As for the European Central Bank’s supposed failures to live up to its role as an “independent central bank” and instead its becoming “the eurogroup’s enforcer,” Blyth cites an article by Martin Sandbu in the Financial Times that claims that “strangling Greek banks is legally and economically unjustified.” The legal case is, to put it very mildly, far from compelling, but it is still stronger than the economic one. Sandbu invokes “Bagehot’s dictum” that in times of financial crisis, central banks should lend freely to solvent financial institutions only against good collateral and at punitive interest rates. The situation in Greece fails all three prongs of this test, particularly when Greece is flirting with a euro exit, to be followed by a huge devaluation of the new drachma and all the assets denominated in it.
Far from being an enforcer, if anything, the ECB has been far too lenient, allowing huge direct and indirect exposures to build up, largely outside of the review of the European citizenry or their parliaments. If Greece leaves the eurozone, these exposures will almost certainly generate losses for the taxpayers of the remaining countries. The article keeps a running tally on the score between democracy and austerity, but like Syriza, it seems to think that only Greek voters should count. Further, criticizing the ECB because it failed to provide funding in an emergency precipitated by the Greeks themselves shows a strange sort of moral reasoning.

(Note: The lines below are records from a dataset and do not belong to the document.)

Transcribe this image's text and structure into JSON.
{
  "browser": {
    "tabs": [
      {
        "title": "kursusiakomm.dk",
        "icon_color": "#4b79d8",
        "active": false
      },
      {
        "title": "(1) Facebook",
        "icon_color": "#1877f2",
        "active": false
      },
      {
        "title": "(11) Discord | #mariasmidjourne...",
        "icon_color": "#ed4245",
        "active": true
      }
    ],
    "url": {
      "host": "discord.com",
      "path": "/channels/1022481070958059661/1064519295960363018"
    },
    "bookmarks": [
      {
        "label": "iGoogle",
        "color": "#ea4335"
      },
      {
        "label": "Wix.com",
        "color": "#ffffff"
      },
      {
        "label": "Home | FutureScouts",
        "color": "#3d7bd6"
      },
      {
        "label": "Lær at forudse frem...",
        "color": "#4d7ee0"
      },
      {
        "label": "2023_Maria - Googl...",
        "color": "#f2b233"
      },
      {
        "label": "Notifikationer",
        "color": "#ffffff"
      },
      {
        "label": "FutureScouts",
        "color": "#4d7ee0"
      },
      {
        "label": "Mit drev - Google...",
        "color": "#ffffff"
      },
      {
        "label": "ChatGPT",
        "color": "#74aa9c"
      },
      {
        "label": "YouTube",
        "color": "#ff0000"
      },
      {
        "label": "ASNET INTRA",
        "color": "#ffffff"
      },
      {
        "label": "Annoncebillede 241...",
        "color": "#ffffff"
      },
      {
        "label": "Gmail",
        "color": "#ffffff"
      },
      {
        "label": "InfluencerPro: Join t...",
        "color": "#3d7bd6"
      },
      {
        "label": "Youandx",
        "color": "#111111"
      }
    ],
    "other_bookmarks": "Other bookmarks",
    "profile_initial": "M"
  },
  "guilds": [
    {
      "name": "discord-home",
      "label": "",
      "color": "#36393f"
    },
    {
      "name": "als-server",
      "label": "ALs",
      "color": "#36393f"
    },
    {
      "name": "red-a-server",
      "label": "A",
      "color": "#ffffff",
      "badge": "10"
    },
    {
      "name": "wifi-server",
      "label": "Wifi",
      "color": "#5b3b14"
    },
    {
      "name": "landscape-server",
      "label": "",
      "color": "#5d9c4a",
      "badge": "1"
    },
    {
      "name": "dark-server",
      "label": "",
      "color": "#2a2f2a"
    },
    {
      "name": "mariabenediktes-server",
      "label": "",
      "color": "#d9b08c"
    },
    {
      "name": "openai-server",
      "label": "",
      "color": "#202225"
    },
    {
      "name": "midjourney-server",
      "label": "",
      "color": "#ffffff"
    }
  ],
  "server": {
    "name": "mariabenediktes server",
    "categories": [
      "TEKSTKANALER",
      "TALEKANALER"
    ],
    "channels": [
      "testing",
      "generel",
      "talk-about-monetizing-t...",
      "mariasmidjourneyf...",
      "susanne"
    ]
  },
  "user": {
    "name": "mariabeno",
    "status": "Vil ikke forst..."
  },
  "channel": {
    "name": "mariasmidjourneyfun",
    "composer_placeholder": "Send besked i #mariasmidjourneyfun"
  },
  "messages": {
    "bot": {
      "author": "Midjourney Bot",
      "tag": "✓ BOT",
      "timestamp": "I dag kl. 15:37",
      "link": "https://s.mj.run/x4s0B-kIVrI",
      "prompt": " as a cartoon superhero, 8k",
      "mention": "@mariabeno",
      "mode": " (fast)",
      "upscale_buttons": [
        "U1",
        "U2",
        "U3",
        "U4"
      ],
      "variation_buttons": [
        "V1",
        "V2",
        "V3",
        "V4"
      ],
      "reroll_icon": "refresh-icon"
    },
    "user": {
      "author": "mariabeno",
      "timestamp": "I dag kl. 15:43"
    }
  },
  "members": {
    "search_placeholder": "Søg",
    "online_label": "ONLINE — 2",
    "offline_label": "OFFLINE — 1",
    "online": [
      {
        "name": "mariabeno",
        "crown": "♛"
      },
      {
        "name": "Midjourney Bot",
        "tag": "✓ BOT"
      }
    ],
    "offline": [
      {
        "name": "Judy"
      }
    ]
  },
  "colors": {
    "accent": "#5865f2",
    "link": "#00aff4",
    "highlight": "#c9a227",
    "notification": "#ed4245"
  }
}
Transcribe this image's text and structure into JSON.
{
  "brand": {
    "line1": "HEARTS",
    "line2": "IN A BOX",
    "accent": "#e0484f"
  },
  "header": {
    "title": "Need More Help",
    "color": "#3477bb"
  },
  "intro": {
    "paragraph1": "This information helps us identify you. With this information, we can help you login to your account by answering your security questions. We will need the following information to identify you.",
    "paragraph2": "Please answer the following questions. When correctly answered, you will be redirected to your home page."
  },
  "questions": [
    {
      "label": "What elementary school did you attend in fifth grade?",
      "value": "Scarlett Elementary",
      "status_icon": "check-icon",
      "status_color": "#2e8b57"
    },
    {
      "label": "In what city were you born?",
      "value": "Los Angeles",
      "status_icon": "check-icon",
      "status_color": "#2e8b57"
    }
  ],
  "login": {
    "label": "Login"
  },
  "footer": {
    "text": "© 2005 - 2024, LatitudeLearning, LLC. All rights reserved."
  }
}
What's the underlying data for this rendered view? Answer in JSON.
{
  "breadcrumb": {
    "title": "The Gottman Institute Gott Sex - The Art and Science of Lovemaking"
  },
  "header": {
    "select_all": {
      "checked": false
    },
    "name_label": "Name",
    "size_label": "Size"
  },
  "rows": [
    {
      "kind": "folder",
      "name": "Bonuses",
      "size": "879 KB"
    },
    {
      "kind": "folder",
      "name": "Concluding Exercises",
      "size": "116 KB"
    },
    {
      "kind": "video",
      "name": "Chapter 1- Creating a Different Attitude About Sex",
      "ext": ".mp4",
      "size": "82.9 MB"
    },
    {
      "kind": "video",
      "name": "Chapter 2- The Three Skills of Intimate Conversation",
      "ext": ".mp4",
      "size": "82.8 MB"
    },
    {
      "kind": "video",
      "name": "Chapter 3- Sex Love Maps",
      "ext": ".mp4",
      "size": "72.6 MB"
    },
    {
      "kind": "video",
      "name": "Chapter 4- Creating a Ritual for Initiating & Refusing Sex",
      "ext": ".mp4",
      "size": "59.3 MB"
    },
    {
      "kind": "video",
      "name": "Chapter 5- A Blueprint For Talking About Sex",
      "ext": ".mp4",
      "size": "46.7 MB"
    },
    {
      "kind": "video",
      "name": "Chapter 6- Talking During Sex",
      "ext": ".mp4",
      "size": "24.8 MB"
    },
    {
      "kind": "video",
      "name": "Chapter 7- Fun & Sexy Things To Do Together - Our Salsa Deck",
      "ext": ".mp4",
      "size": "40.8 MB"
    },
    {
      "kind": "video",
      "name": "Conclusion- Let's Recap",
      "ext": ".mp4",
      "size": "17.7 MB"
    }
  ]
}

The simple reality in this family drama is this: The Greeks had a party, not for the first time in their history, for which they do not want to, and cannot, pay. The rest of the eurozone has been reluctantly willing to forgive much of the Greeks’ former excess and provide limited assistance to keep them in the family (which they lied to join), but only if they make credible commitments to change; this formula has worked decently well with the other struggling eurozone countries and is reasonably consistent with the rules of the zone and political realities. By fighting reform, electing Syriza, and then giving a resounding “oxi” in the referendum, the Greeks have announced loud and clear that they are an old dog with no intention of learning new tricks. In such a situation, as the MIT economist Eric Beinhocker has recently pointed out, it is better for all parties if they simply acknowledge that the relationship isn’t working and look for a separation that is as painless as possible. The recent capitulation by the Greeks, assuming it passes its various legislative hurdles, does not change this mutually abusive relationship. The crisis will continue.